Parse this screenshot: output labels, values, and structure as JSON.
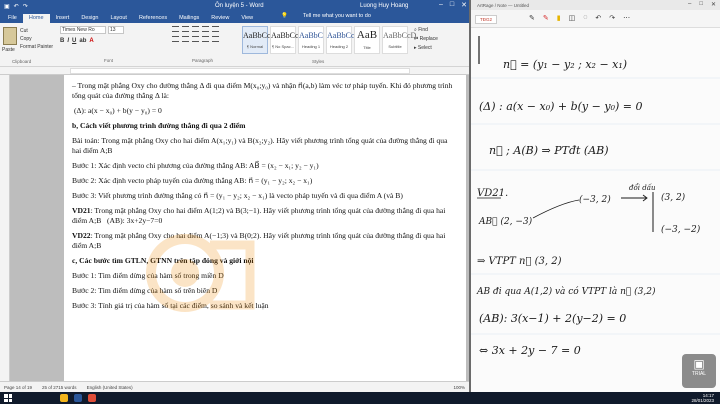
{
  "word": {
    "title_doc": "Ôn luyện 5 - Word",
    "title_user": "Luong Huy Hoang",
    "tabs": [
      "File",
      "Home",
      "Insert",
      "Design",
      "Layout",
      "References",
      "Mailings",
      "Review",
      "View"
    ],
    "tell_me": "Tell me what you want to do",
    "clipboard": {
      "paste": "Paste",
      "cut": "Cut",
      "copy": "Copy",
      "format_painter": "Format Painter",
      "label": "Clipboard"
    },
    "font": {
      "name": "Times New Ro",
      "size": "13",
      "label": "Font"
    },
    "paragraph_label": "Paragraph",
    "styles": [
      {
        "sample": "AaBbCcD",
        "name": "¶ Normal"
      },
      {
        "sample": "AaBbCcD",
        "name": "¶ No Spac..."
      },
      {
        "sample": "AaBbC",
        "name": "Heading 1"
      },
      {
        "sample": "AaBbCc",
        "name": "Heading 2"
      },
      {
        "sample": "AaB",
        "name": "Title"
      },
      {
        "sample": "AaBbCcD",
        "name": "Subtitle"
      }
    ],
    "styles_label": "Styles",
    "editing": {
      "find": "Find",
      "replace": "Replace",
      "select": "Select",
      "label": "Editing"
    },
    "status": {
      "page": "Page 14 of 19",
      "words": "25 of 2715 words",
      "lang": "English (United States)",
      "zoom": "100%"
    },
    "content": {
      "p1": "– Trong mặt phẳng Oxy cho đường thẳng Δ đi qua điểm M(x₀;y₀) và nhận n⃗(a,b) làm véc tơ pháp tuyến. Khi đó phương trình tổng quát của đường thẳng Δ là:",
      "formula1": "(Δ): a(x − x₀) + b(y − y₀) = 0",
      "h1": "b, Cách viết phương trình đường thẳng đi qua 2 điểm",
      "p2": "Bài toán: Trong mặt phẳng Oxy cho hai điểm A(x₁;y₁) và B(x₂;y₂). Hãy viết phương trình tổng quát của đường thẳng đi qua hai điểm A;B",
      "s1": "Bước 1: Xác định vecto chỉ phương của đường thẳng AB: AB⃗ = (x₂ − x₁; y₂ − y₁)",
      "s2": "Bước 2: Xác định vecto pháp tuyến của đường thẳng AB: n⃗ = (y₁ − y₂; x₂ − x₁)",
      "s3": "Bước 3: Viết phương trình đường thẳng có n⃗ = (y₁ − y₂; x₂ − x₁) là vecto pháp tuyến và đi qua điểm A (và B)",
      "vd21_label": "VD21",
      "vd21_text": ": Trong mặt phẳng Oxy cho hai điểm A(1;2) và B(3;−1). Hãy viết phương trình tổng quát của đường thẳng đi qua hai điểm A;B",
      "vd21_answer": "(AB): 3x+2y−7=0",
      "vd22_label": "VD22",
      "vd22_text": ": Trong mặt phẳng Oxy cho hai điểm A(−1;3) và B(0;2). Hãy viết phương trình tổng quát của đường thẳng đi qua hai điểm A;B",
      "h2": "c, Các bước tìm GTLN, GTNN trên tập đóng và giới nội",
      "c1": "Bước 1: Tìm điểm dừng của hàm số trong miền D",
      "c2": "Bước 2: Tìm điểm dừng của hàm số trên biên D",
      "c3": "Bước 3: Tính giá trị của hàm số tại các điểm, so sánh và kết luận"
    },
    "watermark": "ONTHI 360"
  },
  "note": {
    "title": "ArtRage / Note — Untitled",
    "tab": "TĐG2",
    "trial": "TRIAL",
    "lines": {
      "l1": "n⃗ = (y₁ − y₂ ; x₂ − x₁)",
      "l2": "(Δ) : a(x − x₀) + b(y − y₀) = 0",
      "l3": "n⃗ ; A(B) ⇒ PTđt (AB)",
      "vd": "VD21.",
      "ab": "AB⃗ (2, −3)",
      "vec1": "(−3, 2)",
      "vec2": "(3, 2)",
      "vec3": "(−3, −2)",
      "dc": "đổi dấu",
      "vtpt": "⇒ VTPT  n⃗ (3, 2)",
      "abline": "AB đi qua A(1,2) và có VTPT là n⃗ (3,2)",
      "eq1": "(AB): 3(x−1) + 2(y−2) = 0",
      "eq2": "⇔  3x + 2y − 7 = 0"
    }
  },
  "taskbar": {
    "time": "14:17",
    "date": "28/01/2023"
  }
}
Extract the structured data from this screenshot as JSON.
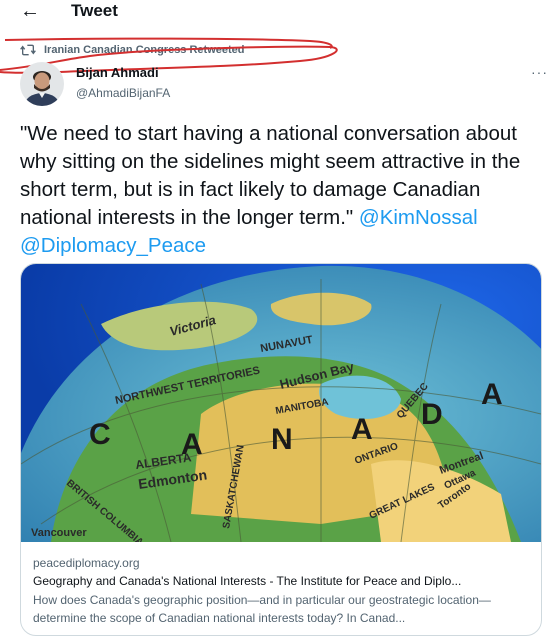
{
  "header": {
    "back_icon": "arrow-left-icon",
    "title": "Tweet"
  },
  "retweet": {
    "icon": "retweet-icon",
    "text": "Iranian Canadian Congress Retweeted"
  },
  "author": {
    "name": "Bijan Ahmadi",
    "handle": "@AhmadiBijanFA",
    "avatar_icon": "avatar"
  },
  "more_label": "···",
  "tweet": {
    "text": "\"We need to start having a national conversation about why sitting on the sidelines might seem attractive in the short term, but is in fact likely to damage Canadian national interests in the longer term.\"",
    "mention_1": "@KimNossal",
    "mention_2": "@Diplomacy_Peace"
  },
  "card": {
    "image_labels": [
      "NUNAVUT",
      "Victoria",
      "NORTHWEST TERRITORIES",
      "Hudson Bay",
      "MANITOBA",
      "QUEBEC",
      "ONTARIO",
      "ALBERTA",
      "Edmonton",
      "BRITISH COLUMBIA",
      "SASKATCHEWAN",
      "Vancouver",
      "Montreal",
      "Ottawa",
      "Toronto",
      "GREAT LAKES",
      "C",
      "A",
      "N",
      "A",
      "D",
      "A"
    ],
    "domain": "peacediplomacy.org",
    "title": "Geography and Canada's National Interests - The Institute for Peace and Diplo...",
    "description": "How does Canada's geographic position—and in particular our geostrategic location—determine the scope of Canadian national interests today? In Canad..."
  },
  "colors": {
    "accent": "#1d9bf0",
    "annotation": "#d32f2f",
    "text": "#0f1419",
    "secondary": "#536471"
  }
}
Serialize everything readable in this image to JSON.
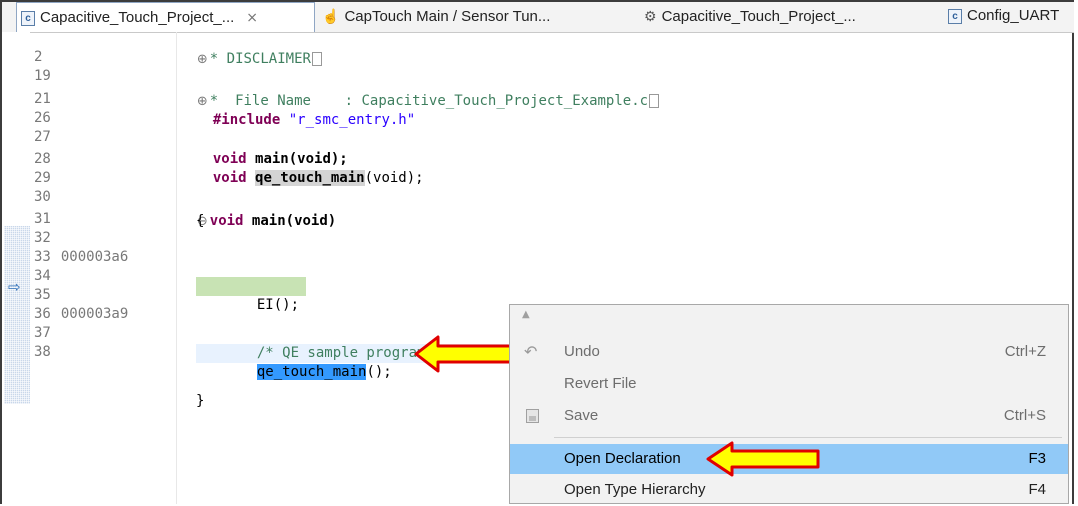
{
  "tabs": [
    {
      "label": "Capacitive_Touch_Project_...",
      "icon": "c-file-icon",
      "active": true,
      "close": "⨯"
    },
    {
      "label": "CapTouch Main / Sensor Tun...",
      "icon": "touch-icon"
    },
    {
      "label": "Capacitive_Touch_Project_...",
      "icon": "gear-icon"
    },
    {
      "label": "Config_UART",
      "icon": "c-file-icon"
    }
  ],
  "editor": {
    "line_numbers": [
      "2",
      "19",
      "21",
      "26",
      "27",
      "28",
      "29",
      "30",
      "31",
      "32",
      "33",
      "34",
      "35",
      "36",
      "37",
      "38"
    ],
    "addresses": {
      "33": "000003a6",
      "36": "000003a9"
    },
    "code": {
      "l2": "DISCLAIMER",
      "l21_a": "File Name",
      "l21_b": ": Capacitive_Touch_Project_Example.c",
      "include_kw": "#include",
      "include_str": "\"r_smc_entry.h\"",
      "void_kw": "void",
      "main_decl": "main(void);",
      "qe_main": "qe_touch_main",
      "qe_rest": "(void);",
      "main_def_rest": "main(void)",
      "open_brace": "{",
      "ei_call": "EI();",
      "comment": "/* QE sample program */",
      "call_name": "qe_touch_main",
      "call_rest": "();",
      "close_brace": "}",
      "star": "*"
    }
  },
  "context_menu": {
    "items": [
      {
        "label": "Undo",
        "shortcut": "Ctrl+Z",
        "disabled": true
      },
      {
        "label": "Revert File",
        "shortcut": "",
        "disabled": true
      },
      {
        "label": "Save",
        "shortcut": "Ctrl+S",
        "disabled": true
      },
      {
        "label": "Open Declaration",
        "shortcut": "F3",
        "active": true
      },
      {
        "label": "Open Type Hierarchy",
        "shortcut": "F4"
      }
    ]
  },
  "colors": {
    "callout_fill": "#ffff00",
    "callout_stroke": "#e00000",
    "selection": "#3399ff",
    "menu_highlight": "#91c9f7"
  }
}
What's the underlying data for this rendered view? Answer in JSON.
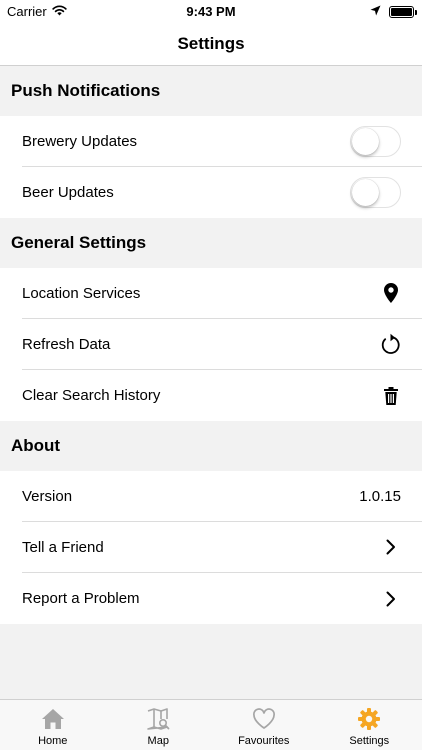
{
  "status_bar": {
    "carrier": "Carrier",
    "time": "9:43 PM"
  },
  "nav": {
    "title": "Settings"
  },
  "sections": {
    "push": {
      "header": "Push Notifications",
      "brewery_updates": {
        "label": "Brewery Updates",
        "on": false
      },
      "beer_updates": {
        "label": "Beer Updates",
        "on": false
      }
    },
    "general": {
      "header": "General Settings",
      "location": {
        "label": "Location Services",
        "icon": "location-pin-icon"
      },
      "refresh": {
        "label": "Refresh Data",
        "icon": "refresh-icon"
      },
      "clear_history": {
        "label": "Clear Search History",
        "icon": "trash-icon"
      }
    },
    "about": {
      "header": "About",
      "version": {
        "label": "Version",
        "value": "1.0.15"
      },
      "tell_friend": {
        "label": "Tell a Friend",
        "icon": "chevron-right-icon"
      },
      "report": {
        "label": "Report a Problem",
        "icon": "chevron-right-icon"
      }
    }
  },
  "tab_bar": {
    "home": "Home",
    "map": "Map",
    "favourites": "Favourites",
    "settings": "Settings",
    "inactive_color": "#a6a6a6",
    "active_color": "#f5a623"
  }
}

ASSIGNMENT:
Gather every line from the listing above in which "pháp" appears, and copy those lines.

TASK RESPONSE:
      "p1": "– Trong mặt phẳng Oxy cho đường thẳng Δ đi qua điểm M(x₀;y₀) và nhận n⃗(a,b) làm véc tơ pháp tuyến. Khi đó phương trình tổng quát của đường thẳng Δ là:",
      "s2": "Bước 2: Xác định vecto pháp tuyến của đường thẳng AB: n⃗ = (y₁ − y₂; x₂ − x₁)",
      "s3": "Bước 3: Viết phương trình đường thẳng có n⃗ = (y₁ − y₂; x₂ − x₁) là vecto pháp tuyến và đi qua điểm A (và B)",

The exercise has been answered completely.